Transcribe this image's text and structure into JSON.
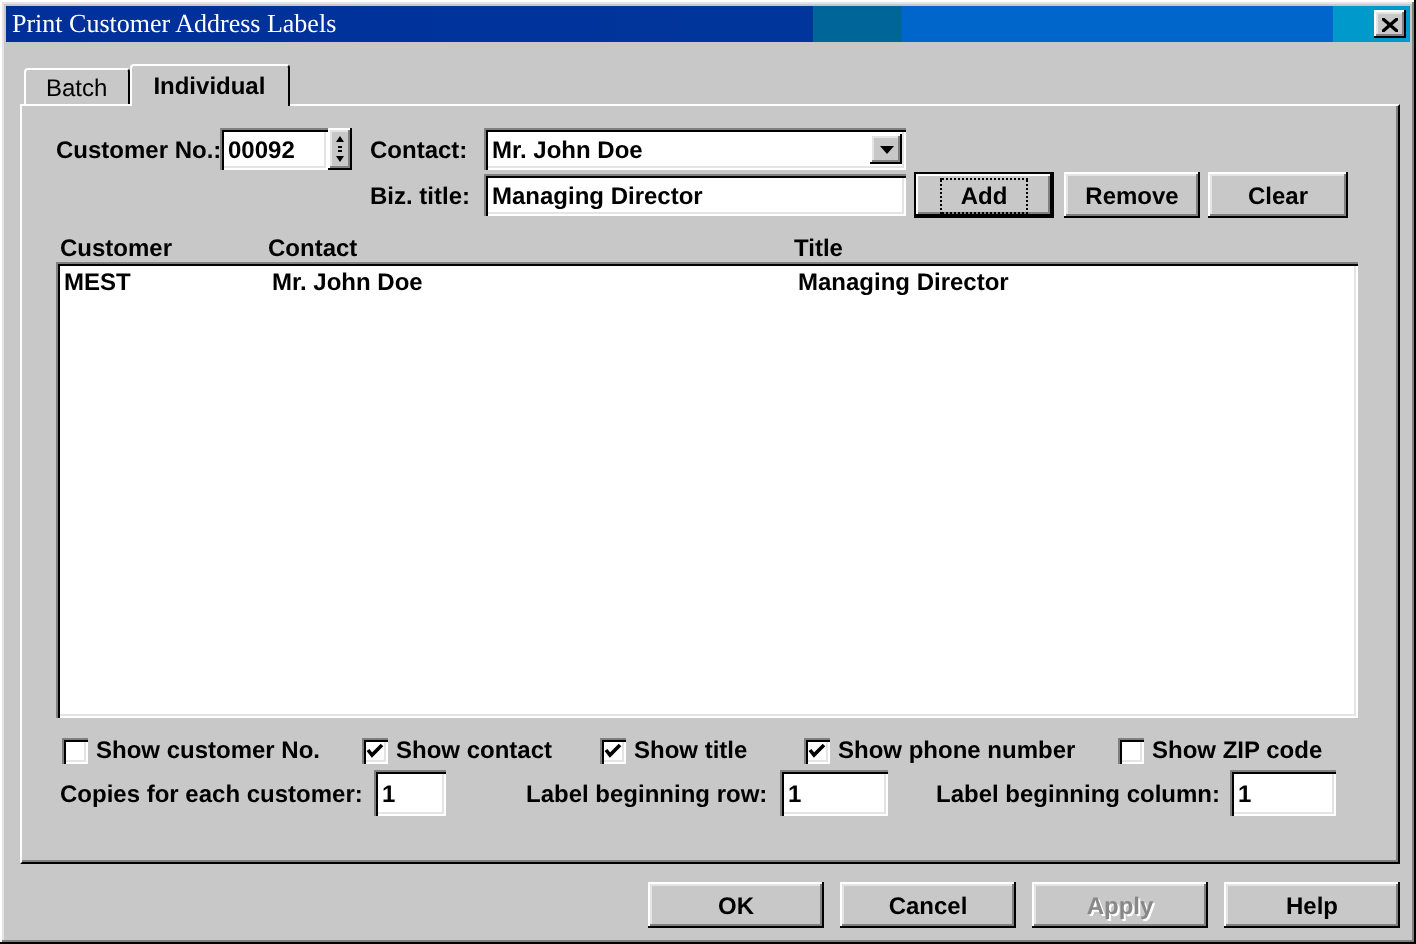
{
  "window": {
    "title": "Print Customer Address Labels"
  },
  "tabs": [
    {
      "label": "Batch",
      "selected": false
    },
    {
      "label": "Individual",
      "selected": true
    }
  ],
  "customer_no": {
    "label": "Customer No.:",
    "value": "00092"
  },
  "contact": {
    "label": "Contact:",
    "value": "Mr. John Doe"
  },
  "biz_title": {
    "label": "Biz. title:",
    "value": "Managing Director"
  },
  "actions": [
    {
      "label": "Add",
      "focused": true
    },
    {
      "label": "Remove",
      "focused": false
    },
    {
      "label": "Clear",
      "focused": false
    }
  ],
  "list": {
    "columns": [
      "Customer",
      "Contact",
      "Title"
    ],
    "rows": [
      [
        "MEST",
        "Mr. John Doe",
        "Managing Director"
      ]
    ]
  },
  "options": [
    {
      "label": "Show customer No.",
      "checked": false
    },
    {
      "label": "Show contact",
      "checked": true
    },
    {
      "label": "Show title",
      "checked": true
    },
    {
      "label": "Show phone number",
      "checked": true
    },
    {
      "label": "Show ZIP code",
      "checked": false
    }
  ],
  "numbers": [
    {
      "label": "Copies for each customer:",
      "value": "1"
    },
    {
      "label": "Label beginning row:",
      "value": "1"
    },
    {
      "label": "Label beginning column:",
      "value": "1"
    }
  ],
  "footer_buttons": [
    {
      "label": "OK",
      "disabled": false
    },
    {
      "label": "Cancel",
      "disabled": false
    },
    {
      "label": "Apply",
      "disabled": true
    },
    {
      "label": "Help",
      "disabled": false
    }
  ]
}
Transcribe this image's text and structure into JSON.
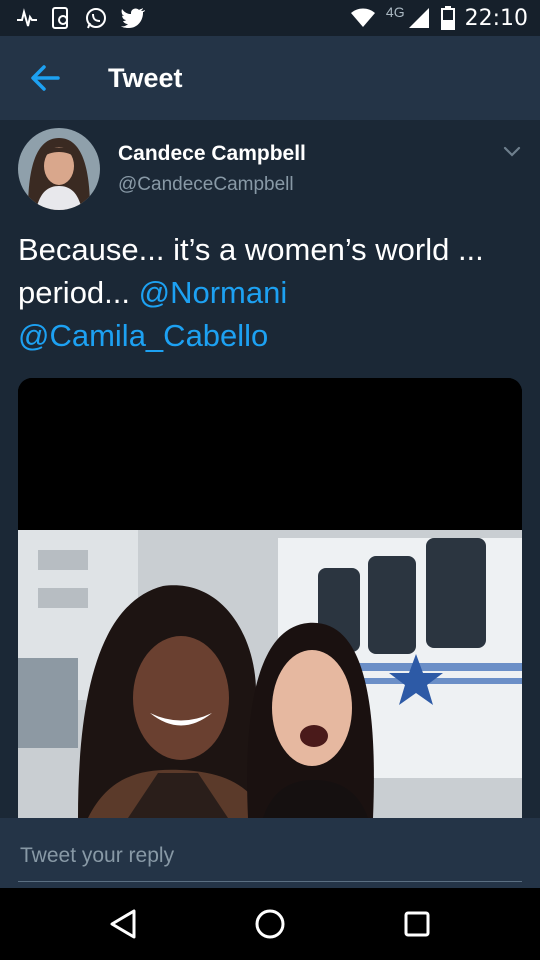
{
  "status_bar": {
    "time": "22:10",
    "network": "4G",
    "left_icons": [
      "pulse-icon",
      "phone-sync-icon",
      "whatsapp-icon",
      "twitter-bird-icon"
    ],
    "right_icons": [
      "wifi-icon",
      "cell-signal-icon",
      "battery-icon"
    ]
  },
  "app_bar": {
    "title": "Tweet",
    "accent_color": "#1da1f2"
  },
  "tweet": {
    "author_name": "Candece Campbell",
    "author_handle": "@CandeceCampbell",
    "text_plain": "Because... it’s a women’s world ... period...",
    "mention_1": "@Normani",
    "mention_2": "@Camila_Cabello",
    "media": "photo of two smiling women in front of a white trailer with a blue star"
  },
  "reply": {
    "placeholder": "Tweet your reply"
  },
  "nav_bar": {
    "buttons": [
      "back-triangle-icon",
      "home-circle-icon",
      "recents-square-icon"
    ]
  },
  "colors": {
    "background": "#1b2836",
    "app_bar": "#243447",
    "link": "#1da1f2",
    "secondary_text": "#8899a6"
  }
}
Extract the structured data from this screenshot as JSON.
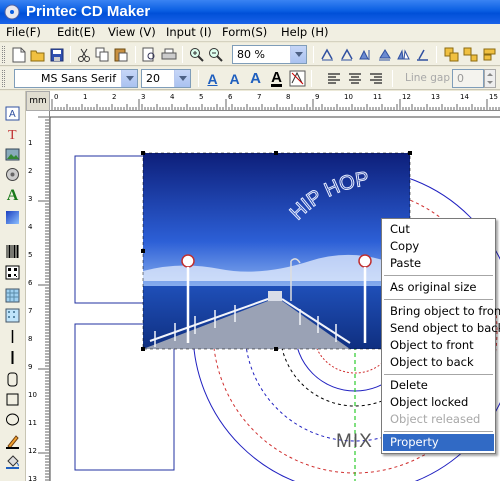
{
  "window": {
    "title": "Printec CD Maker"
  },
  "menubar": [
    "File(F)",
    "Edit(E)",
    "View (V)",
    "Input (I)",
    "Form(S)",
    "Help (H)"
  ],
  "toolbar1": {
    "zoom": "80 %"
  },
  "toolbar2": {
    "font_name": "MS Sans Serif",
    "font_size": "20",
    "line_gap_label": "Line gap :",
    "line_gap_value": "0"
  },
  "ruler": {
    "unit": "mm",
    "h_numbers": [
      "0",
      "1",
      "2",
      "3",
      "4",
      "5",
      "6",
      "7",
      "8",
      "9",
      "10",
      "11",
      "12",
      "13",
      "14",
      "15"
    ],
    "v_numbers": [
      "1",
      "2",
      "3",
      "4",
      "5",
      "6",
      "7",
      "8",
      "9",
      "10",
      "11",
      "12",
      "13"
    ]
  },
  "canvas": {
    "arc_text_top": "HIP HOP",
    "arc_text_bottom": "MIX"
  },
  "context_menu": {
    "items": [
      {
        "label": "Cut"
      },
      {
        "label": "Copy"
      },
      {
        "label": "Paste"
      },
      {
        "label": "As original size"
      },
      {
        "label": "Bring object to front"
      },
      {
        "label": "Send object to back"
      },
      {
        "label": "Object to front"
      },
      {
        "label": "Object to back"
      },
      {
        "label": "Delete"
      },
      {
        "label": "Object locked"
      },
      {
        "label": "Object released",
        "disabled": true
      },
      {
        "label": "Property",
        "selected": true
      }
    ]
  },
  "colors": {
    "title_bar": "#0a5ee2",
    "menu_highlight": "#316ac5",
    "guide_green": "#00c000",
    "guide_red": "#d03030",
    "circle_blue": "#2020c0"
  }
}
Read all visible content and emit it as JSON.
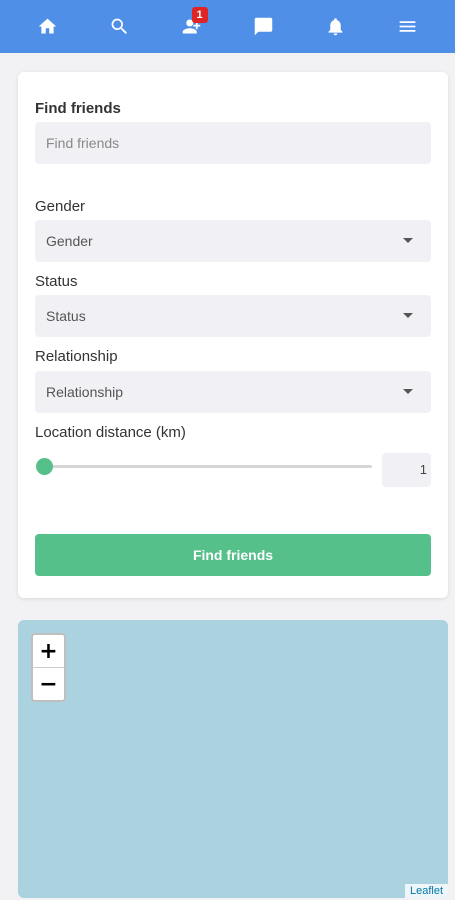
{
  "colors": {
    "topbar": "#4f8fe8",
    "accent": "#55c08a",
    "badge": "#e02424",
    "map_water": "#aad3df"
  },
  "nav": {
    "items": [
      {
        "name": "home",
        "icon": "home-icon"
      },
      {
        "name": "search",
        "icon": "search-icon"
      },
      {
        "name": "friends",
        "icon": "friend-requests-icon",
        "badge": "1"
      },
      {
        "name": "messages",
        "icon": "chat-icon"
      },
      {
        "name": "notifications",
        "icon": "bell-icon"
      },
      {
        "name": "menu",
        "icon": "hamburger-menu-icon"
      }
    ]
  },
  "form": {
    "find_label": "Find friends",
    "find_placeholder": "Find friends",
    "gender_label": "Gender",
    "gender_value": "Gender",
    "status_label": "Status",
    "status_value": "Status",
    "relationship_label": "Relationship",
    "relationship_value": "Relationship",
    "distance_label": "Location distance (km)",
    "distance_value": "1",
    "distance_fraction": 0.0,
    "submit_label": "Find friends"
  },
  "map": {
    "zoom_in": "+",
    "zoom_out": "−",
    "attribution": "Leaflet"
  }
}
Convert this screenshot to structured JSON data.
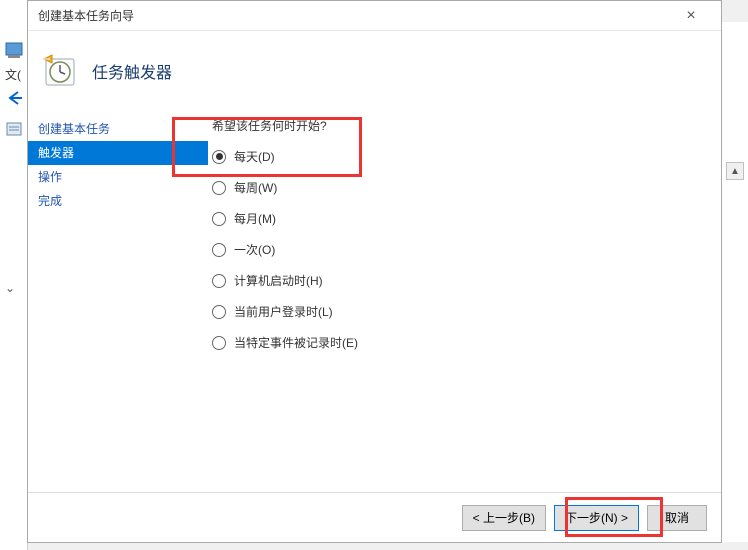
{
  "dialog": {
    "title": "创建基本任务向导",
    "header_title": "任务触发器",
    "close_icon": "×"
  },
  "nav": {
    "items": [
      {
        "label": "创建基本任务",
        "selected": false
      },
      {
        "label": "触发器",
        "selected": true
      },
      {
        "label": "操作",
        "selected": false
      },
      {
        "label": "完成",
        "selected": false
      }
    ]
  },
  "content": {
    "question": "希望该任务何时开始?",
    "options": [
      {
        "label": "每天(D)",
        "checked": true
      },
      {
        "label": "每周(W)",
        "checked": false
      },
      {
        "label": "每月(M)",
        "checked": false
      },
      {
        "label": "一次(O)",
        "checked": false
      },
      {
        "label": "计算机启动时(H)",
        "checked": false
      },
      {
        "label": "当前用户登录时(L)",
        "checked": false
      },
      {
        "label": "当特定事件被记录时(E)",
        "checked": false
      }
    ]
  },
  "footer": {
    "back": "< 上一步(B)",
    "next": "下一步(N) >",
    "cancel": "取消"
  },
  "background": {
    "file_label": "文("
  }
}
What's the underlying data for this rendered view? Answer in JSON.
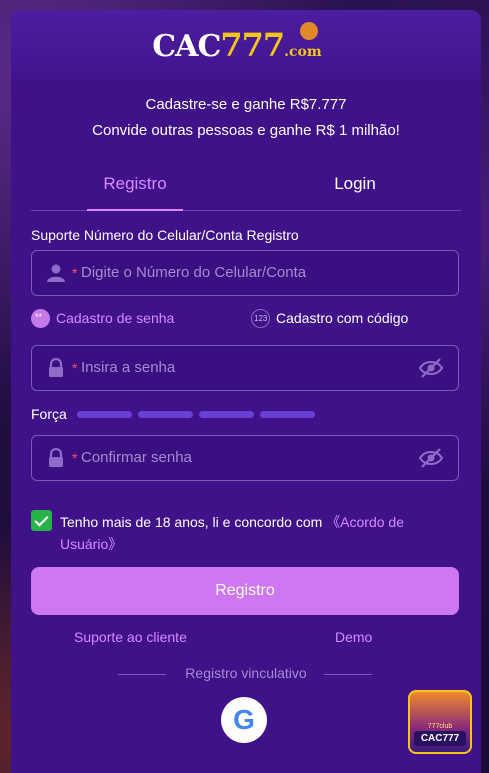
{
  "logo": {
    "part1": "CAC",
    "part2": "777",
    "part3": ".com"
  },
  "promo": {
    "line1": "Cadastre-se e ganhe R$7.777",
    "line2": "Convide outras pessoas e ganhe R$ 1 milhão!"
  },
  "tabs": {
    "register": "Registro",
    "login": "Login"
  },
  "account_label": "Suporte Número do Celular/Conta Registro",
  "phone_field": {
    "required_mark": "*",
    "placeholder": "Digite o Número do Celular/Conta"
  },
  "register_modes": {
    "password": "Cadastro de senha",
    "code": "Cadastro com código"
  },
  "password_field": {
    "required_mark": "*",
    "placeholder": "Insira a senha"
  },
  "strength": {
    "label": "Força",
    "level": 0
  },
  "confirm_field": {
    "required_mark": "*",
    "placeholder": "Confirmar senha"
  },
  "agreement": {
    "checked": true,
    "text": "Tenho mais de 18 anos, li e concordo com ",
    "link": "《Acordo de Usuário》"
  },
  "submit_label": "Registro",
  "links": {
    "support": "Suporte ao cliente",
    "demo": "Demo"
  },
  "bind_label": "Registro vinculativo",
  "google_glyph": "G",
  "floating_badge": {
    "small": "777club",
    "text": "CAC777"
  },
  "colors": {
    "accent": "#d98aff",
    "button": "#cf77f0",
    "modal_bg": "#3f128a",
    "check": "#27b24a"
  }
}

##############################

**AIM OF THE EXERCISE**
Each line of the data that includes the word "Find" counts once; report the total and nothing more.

**ANSWER TO THIS TASK**
3